Location: Children's Nutrition Research CenterTitle: Gluconeogenesis during endurance exercise in cyclists habituated to a long-term low carbohydrate high fat diet
|WEBSTER, CHRISTOPHER - University Of Cape Town|
|NOAKES, TIMOTHY - University Of Cape Town|
|CHACKO, SHAJI - Children'S Nutrition Research Center (CNRC)|
|SWART, JEROEN - University Of Cape Town|
|KOHN, TERTIUS - University Of Cape Town|
|SMITH, JAMES - University Of Cape Town|
Submitted to: Journal of Physiology
Publication Type: Peer Reviewed Journal
Publication Acceptance Date: 2/23/2016
Publication Date: 2/26/2016
Citation: Webster, C.C., Noakes, T.D., Chacko, S.K., Swart, J., Kohn, T.A., Smith, J.A. 2016. Gluconeogenesis during endurance exercise in cyclists habituated to a long-term low carbohydrate high fat diet. Journal of Physiology. doi:10.1113/JP271934.
Interpretive Summary: Glucose is a key energy source for the human body and is an important fuel for endurance exercise. It can be derived from ingested carbohydrates, from stored glycogen and from newly synthesized glucose in the liver. The objective of this research was to determine whether athletes that habitually follow a low carbohydrate/high fat diet would have higher rates of new glucose synthesis in the liver during exercise compared to those that follow a mixed macronutrient diet. This study demonstrated that cyclists on low carbohydrate/high fat diet had lower rates of total blood sugar production and blood sugar derived from glycogen stores compared to those on the mixed diet. Both groups had similar rates of new glucose synthesis in the liver. Our findings indicate that the cyclists on a low carbohydrate/high fat diet did not compensate for reduced dietary carbohydrate intake by increasing glucose synthesis in the liver during exercise but rather adapted by altering fat and carbohydrate utilization. This study shows that the carbohydrate content of the diet influences the amount of glucose derived from glycogen stores and adapts the energy source during exercise condition.
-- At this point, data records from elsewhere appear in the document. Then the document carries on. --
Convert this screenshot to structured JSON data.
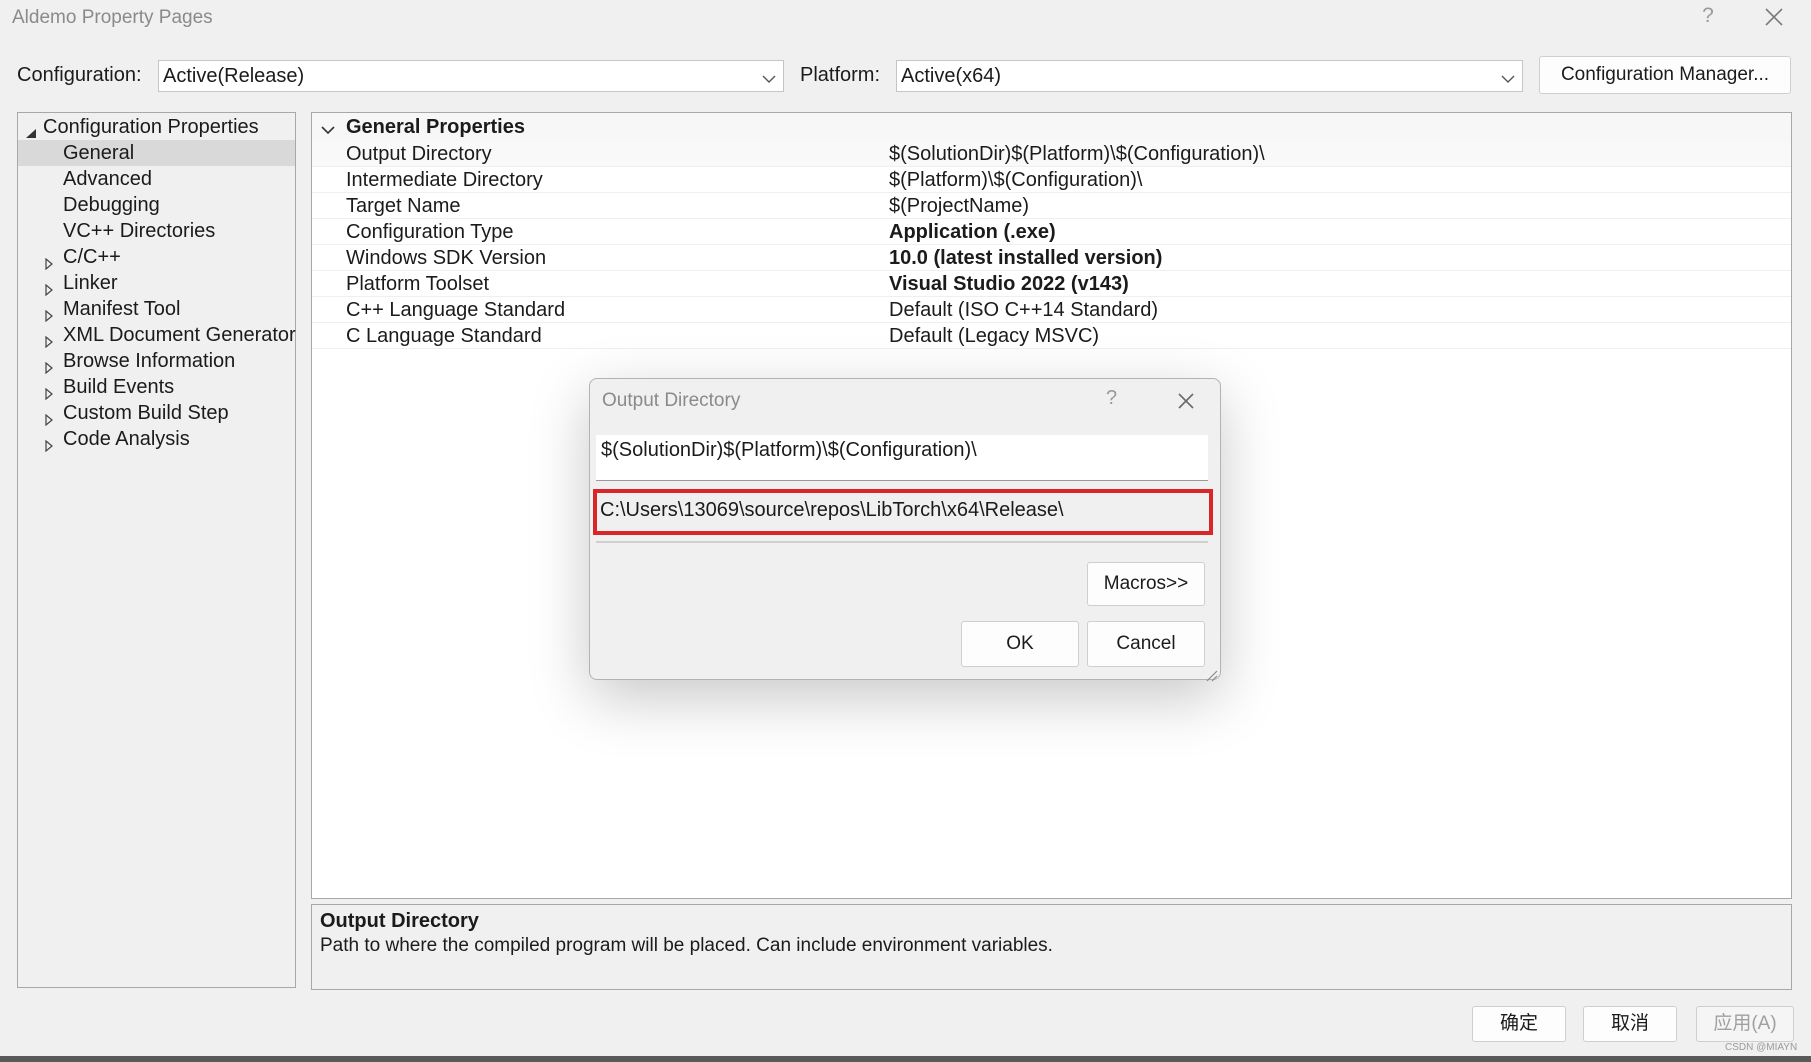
{
  "window": {
    "title": "Aldemo Property Pages",
    "help_glyph": "?",
    "close_glyph": "×"
  },
  "config": {
    "configuration_label": "Configuration:",
    "configuration_value": "Active(Release)",
    "platform_label": "Platform:",
    "platform_value": "Active(x64)",
    "manager_button": "Configuration Manager..."
  },
  "tree": {
    "root": "Configuration Properties",
    "items": [
      {
        "label": "General",
        "expandable": false,
        "selected": true
      },
      {
        "label": "Advanced",
        "expandable": false
      },
      {
        "label": "Debugging",
        "expandable": false
      },
      {
        "label": "VC++ Directories",
        "expandable": false
      },
      {
        "label": "C/C++",
        "expandable": true
      },
      {
        "label": "Linker",
        "expandable": true
      },
      {
        "label": "Manifest Tool",
        "expandable": true
      },
      {
        "label": "XML Document Generator",
        "expandable": true
      },
      {
        "label": "Browse Information",
        "expandable": true
      },
      {
        "label": "Build Events",
        "expandable": true
      },
      {
        "label": "Custom Build Step",
        "expandable": true
      },
      {
        "label": "Code Analysis",
        "expandable": true
      }
    ]
  },
  "grid": {
    "section": "General Properties",
    "rows": [
      {
        "name": "Output Directory",
        "value": "$(SolutionDir)$(Platform)\\$(Configuration)\\",
        "bold": false
      },
      {
        "name": "Intermediate Directory",
        "value": "$(Platform)\\$(Configuration)\\",
        "bold": false
      },
      {
        "name": "Target Name",
        "value": "$(ProjectName)",
        "bold": false
      },
      {
        "name": "Configuration Type",
        "value": "Application (.exe)",
        "bold": true
      },
      {
        "name": "Windows SDK Version",
        "value": "10.0 (latest installed version)",
        "bold": true
      },
      {
        "name": "Platform Toolset",
        "value": "Visual Studio 2022 (v143)",
        "bold": true
      },
      {
        "name": "C++ Language Standard",
        "value": "Default (ISO C++14 Standard)",
        "bold": false
      },
      {
        "name": "C Language Standard",
        "value": "Default (Legacy MSVC)",
        "bold": false
      }
    ]
  },
  "description": {
    "title": "Output Directory",
    "text": "Path to where the compiled program will be placed. Can include environment variables."
  },
  "buttons": {
    "ok": "确定",
    "cancel": "取消",
    "apply": "应用(A)"
  },
  "dialog": {
    "title": "Output Directory",
    "help_glyph": "?",
    "input_value": "$(SolutionDir)$(Platform)\\$(Configuration)\\",
    "evaluated_value": "C:\\Users\\13069\\source\\repos\\LibTorch\\x64\\Release\\",
    "macros_button": "Macros>>",
    "ok_button": "OK",
    "cancel_button": "Cancel",
    "highlight_color": "#d9262a"
  },
  "watermark": "CSDN @MIAYN"
}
Technical Abstract: Endogenous glucose production (EGP) occurs via hepatic glycogenolysis (GLY) and gluconeogenesis (GNG) and plays an important role in maintaining euglycemia. Rates of GLY and GNG increase during exercise in athletes following a mixed macronutrient diet; however these processes have not been investigated in athletes following a low carbohydrate high fat (LCHF) diet. Therefore, we studied 7 well-trained male cyclists that were habituated to either a LCHF (7% carbohydrate, 72% fat, 21% protein) or mixed diet (51% carbohydrate, 33% fat, 16% protein) for longer than 8 months. After an overnight fast, participants performed a 2-hour laboratory ride at 72% of maximal oxygen consumption. Glucose kinetics were measured at rest and during the final 30 min of exercise by infusion of [6,6-2H2]-glucose and the ingestion of 2H2O tracers. Rates of EGP and GLY both at rest and during exercise were significantly lower in the LCHF group than the mixed diet group (Exercise EGP: LCHF, 6.0 +/- 0.9; Mixed, 7.8 +/- 1.1 mg/kg/min, P < 0.01. Exercise GLY: LCHF, 3.2 +/- 0.7; Mixed, 5.3 +/- 0.9 mg/kg/min, P < 0.01). Conversely, no difference was detected in rates of GNG between groups at rest or during exercise (Exercise: LCHF, 2.8 +/- 0.4; Mixed, 2.5 +/- 0.3 mg/kg/min, P = 0.15). We conclude that athletes on a LCHF diet do not compensate for reduced glucose availability via higher rates of glucose synthesis compared to athletes on a mixed diet. Instead, GNG remains relatively stable while glucose oxidation and GLY are influenced by dietary factors.